I'm a native UK English speaker, I'm sure there are people here using English as their second language to interpret this. I feel for them. I directly translated the phrase knowing the answer to make very little sense in English. I agree with other posts, we would say "where have you been for so long".
It sounds fine to me (native US), though I might opt for "Where were you for so long?"
Without knowing what sounds wrong to you about it, I'm not sure I can provide a translation that sounds better to you, but the meaning is essentially "You were gone for a long time. Where were you?"
-Copernicus-,zengator my question is the same as philippecm, since we are learning adjective endings in German, pls can anyone say why an e at the end of lang, there is no noun following lang, how do we use the rules for adjective endings, can someone pls help with the mysterious e in the lange.
"Lange" here is an adverb, not an adjective. Normally adverbs don't take any sort of ending at all, and actually just "lang" works fine here. Both "lang" and "lange" are completely equivalent when they're an adverb, and either one can be used for this sentence; I'm not sure of the reason for the "-e" on "lange" though.
Where is the "Accusative Case" in this Question? Where is "the what" in this question? If I use the other form of this question: 'Where have you been so long?", could I "force" an Accusative form by pointing to the presence of the "have" in this other form of the question as indicative of the Accusative presence?
There's simply no accusative case here. Only nouns and pronouns have cases, and the only noun/pronoun in this sentence is "ihr," which is of course nominative.
could I "force" an Accusative form by pointing to the presence of the "have" in this other form of the question as indicative of the Accusative presence?
No, the fact that the English sentence has "have" doesn't affect how the German sentence's grammar works. Even if it did, "have" is an auxiliary verb here and not the kind of "have" that would have a direct/accusative object.
A couple issues:
What has happened to you for so long?
Wo seid ihr so lange gewesen?
Wo is where and gewesen is have been, the overall emphasis being on where the person has been, not necessarily what happened to them. Although this may be implied by asking where they've been for so long.
The "for" can be dropped in colloquial speech and frequently is.
Well, now that I've learned more, I can correct my own error: it is Wo seid ihr and Wo seid Ihr is completely wrong.
Why? Because ihr is the plural second person (i.e., "y'all"). I have a bad habit of wanting to make it be the formal third person.
Ah, well . . . apparently ich lerne.
Sehr interessant. Hier ist ein kurze Diskussion: https://en.wikipedia.org/wiki/T%E2%80%93V_distinction#German

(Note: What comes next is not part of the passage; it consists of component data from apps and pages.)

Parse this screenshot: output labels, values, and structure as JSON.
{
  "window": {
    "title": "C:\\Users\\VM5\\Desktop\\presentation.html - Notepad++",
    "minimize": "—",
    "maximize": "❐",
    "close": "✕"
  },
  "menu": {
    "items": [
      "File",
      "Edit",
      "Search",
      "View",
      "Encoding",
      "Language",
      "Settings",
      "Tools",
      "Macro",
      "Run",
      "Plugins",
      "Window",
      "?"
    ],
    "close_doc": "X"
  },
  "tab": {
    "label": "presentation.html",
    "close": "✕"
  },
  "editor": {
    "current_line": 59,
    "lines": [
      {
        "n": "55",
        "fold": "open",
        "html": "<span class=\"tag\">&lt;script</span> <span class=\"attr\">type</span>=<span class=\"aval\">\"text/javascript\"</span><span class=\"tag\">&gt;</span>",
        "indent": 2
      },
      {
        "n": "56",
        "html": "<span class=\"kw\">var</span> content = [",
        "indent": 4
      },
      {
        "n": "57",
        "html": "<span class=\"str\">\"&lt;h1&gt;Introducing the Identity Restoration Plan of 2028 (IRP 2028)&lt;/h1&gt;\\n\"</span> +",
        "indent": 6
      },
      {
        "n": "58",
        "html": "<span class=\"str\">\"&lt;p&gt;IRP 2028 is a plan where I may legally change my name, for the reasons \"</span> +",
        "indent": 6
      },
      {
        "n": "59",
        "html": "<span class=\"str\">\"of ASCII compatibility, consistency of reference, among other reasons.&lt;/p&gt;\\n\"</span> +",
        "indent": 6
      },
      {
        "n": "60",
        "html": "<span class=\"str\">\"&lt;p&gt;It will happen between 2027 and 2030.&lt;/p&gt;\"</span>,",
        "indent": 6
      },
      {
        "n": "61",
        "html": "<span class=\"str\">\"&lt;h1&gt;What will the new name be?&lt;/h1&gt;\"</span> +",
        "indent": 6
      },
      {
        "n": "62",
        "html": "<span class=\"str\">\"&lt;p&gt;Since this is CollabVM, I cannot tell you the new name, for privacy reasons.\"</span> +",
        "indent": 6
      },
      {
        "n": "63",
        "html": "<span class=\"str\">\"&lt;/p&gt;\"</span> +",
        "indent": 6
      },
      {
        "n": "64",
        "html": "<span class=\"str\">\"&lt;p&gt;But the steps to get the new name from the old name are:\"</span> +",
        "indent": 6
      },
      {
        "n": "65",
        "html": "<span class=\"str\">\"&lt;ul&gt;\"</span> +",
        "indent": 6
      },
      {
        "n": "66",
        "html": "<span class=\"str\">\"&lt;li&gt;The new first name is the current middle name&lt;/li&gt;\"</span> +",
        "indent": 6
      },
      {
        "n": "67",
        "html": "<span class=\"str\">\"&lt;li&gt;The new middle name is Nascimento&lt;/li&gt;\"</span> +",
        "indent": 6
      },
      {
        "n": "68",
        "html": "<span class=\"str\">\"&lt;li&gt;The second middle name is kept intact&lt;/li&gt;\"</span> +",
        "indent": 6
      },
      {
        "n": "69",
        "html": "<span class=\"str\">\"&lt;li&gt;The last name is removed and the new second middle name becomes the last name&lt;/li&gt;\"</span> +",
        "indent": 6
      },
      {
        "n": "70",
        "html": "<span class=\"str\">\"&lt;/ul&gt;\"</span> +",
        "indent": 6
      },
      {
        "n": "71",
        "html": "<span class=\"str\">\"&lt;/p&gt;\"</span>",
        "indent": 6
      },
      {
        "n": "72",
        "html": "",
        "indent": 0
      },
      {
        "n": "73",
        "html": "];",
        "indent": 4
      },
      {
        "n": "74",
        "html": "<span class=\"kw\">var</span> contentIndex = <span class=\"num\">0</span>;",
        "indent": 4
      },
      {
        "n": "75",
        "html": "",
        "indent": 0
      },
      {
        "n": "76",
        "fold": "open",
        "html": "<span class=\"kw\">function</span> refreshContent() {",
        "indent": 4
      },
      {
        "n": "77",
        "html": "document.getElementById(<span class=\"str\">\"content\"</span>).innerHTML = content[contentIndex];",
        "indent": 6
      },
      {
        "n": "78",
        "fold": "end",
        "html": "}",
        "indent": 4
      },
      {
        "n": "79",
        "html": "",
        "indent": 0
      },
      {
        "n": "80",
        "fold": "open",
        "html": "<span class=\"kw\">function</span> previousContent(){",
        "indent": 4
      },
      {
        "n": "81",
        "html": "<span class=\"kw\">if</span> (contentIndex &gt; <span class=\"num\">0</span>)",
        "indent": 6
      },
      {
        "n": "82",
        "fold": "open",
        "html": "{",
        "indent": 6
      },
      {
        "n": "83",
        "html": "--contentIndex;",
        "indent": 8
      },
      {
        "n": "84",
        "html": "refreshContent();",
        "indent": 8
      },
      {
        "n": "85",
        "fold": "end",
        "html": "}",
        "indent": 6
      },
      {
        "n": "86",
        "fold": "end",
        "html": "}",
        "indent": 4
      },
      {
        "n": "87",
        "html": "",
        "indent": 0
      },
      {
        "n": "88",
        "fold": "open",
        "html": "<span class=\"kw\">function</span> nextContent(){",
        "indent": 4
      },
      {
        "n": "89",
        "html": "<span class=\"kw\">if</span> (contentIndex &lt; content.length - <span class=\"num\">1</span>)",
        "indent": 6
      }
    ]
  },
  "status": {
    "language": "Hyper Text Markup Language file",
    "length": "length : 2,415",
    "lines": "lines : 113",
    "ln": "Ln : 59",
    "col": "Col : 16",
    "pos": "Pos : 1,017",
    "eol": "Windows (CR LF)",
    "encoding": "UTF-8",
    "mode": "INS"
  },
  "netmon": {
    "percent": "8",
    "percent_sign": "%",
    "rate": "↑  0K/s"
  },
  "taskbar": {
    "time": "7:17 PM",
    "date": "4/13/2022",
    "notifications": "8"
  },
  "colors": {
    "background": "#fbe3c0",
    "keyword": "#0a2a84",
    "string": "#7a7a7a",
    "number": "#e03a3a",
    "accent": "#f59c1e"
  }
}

Auch kann man auf Seite 1673 f. von "Language History and Linguistic Modelling: A Festschrift for Jacek Fisiak on His 60th Birthday, Volume 1" (Hgg.: Raymond Hickey und Stanisław Puppel; Verlag: Walter de Gruyter, 1997) verweisen.